Efficiency doesn't come by chasing your tail, trying to get faster and better at what you're already doing. Innovative contractors improve efficiency by closely examining business practices and goals, then using an open mind to find a better way of doing things.
Examples of improving efficiency might be
- minimizing waste through thorough planning and reduction of rework
- identifying employees' skill sets and placing them where they're needed most
- streamlining and automating repetitive manual processes, including accounting and receivables tasks
Efficiency does more than save you time and money, it actually makes you better at what you do. It means you're making fewer errors and creating better quality work while using your resources responsibly.
How does a construction business become more flexible and efficient? As mentioned, trimming the fat around operations necessitates deep knowledge of current business operations. You need hard numbers demonstrating how you're using materials, workers, and time, so you can figure out how to use them better for maximum output.
In other words, what you need is digitization. Using digital systems to schedule your projects, people, equipment, and payables and receivables facilitates tracking everything you do, giving you the knowledge you need to work smarter instead of harder.
Control your cash
Now that you've prepared your business to be a lean, mean building machine, you need to get extra smart about where your cash is and where it's going. Many construction businesses fail because they lack the cash flow to continue their projects, so a bit of savings on hand could be the saving grace for your business. However, there's a balance to strike between saving for a rainy day and hoarding to the point of preventing growth.
Prepare for a recession by better managing your cash flow, by
- Maintaining a cash flow document
- Establishing a cash flow backup plan
- Cleaning up and automating your accounts payable and receivable systems
Truss is an online payment solution that can help you get your cash flow in order while streamlining your accounts payable and receivable systems to maintain greater control over your money.

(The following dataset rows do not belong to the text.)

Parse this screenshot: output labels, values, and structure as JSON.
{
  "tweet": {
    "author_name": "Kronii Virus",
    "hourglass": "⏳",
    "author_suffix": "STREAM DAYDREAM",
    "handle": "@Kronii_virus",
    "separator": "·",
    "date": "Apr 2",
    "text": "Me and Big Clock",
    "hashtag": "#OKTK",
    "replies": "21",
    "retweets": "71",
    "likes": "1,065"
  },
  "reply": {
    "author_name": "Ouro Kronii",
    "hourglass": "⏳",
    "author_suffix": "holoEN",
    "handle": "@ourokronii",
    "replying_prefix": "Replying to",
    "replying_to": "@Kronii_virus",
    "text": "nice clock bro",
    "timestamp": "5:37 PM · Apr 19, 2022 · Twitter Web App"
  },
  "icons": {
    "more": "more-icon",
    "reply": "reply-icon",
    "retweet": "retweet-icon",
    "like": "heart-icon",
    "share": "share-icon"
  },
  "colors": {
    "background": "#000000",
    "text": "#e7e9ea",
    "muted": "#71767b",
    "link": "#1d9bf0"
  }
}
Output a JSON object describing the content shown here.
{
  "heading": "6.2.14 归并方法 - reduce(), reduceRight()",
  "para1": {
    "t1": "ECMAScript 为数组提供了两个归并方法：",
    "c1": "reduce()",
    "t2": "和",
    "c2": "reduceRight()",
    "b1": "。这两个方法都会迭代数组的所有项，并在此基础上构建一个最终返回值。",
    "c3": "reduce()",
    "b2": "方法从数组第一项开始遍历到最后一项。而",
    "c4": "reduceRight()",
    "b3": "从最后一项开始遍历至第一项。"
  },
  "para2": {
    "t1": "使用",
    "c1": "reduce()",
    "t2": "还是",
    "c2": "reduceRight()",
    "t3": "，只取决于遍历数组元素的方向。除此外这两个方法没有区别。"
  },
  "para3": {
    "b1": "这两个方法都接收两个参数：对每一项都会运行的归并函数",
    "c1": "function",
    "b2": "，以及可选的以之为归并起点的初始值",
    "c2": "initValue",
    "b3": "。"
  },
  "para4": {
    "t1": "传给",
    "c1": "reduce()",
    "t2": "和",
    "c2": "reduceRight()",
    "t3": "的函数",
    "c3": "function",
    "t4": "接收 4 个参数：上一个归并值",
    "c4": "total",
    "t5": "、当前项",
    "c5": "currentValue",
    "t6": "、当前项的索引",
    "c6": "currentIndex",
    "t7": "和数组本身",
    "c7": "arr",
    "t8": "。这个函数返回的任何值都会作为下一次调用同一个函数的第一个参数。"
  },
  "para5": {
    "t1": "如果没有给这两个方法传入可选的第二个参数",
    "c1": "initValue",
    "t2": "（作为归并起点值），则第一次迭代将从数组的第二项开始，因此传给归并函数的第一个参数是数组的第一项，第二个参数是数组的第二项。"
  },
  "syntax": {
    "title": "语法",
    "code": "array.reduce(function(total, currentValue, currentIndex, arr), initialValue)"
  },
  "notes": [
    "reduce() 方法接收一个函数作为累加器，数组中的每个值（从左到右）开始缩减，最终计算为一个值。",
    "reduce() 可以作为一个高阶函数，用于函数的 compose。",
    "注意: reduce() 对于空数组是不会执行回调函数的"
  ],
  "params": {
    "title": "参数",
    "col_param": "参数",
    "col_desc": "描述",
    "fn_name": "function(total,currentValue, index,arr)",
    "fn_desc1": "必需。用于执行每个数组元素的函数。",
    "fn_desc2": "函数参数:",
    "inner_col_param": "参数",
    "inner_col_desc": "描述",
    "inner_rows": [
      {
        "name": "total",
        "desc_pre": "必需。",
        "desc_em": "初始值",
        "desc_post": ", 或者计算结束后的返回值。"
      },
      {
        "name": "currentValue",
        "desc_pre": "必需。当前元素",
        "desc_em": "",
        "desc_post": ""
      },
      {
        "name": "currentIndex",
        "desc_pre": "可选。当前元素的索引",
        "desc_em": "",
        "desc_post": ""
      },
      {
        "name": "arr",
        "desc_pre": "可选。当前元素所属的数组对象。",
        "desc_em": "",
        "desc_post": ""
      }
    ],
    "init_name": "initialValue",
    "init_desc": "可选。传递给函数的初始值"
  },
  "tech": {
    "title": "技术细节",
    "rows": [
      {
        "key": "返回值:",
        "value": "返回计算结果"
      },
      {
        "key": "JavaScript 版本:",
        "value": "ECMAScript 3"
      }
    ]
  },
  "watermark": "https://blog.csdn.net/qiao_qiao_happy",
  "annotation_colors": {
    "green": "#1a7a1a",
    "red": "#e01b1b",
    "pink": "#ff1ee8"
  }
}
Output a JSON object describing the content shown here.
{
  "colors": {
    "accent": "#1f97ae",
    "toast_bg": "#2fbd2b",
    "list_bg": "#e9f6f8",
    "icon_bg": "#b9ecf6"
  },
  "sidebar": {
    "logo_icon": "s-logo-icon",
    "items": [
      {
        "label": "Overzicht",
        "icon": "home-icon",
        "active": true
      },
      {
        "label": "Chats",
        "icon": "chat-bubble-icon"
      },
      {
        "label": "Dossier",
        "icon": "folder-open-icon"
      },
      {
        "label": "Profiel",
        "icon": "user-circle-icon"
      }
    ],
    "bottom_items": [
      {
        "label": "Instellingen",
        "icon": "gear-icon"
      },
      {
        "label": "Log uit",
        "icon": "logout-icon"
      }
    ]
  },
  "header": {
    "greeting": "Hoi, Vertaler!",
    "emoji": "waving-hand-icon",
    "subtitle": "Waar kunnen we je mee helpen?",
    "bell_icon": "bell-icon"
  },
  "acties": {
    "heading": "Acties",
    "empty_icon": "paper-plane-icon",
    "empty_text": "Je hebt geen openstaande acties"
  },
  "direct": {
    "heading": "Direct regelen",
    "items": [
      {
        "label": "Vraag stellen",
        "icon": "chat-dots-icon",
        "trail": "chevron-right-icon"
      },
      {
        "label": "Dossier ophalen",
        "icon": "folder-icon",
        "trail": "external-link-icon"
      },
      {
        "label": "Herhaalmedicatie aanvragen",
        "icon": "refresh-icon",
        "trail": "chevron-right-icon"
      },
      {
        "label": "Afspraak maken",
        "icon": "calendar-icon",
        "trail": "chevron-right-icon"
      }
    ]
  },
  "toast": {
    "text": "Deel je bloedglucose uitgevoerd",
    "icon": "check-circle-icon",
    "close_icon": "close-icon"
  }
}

Experts continue to debate the certainty of a coming recession, but contractors don't have to wait for an economic forecast to bolster their businesses against one. By revamping business operations to align with long-term vision and goals, and becoming more agile, streamlined, and technologically savvy, contractors can make their businesses stronger no matter what happens in the economy.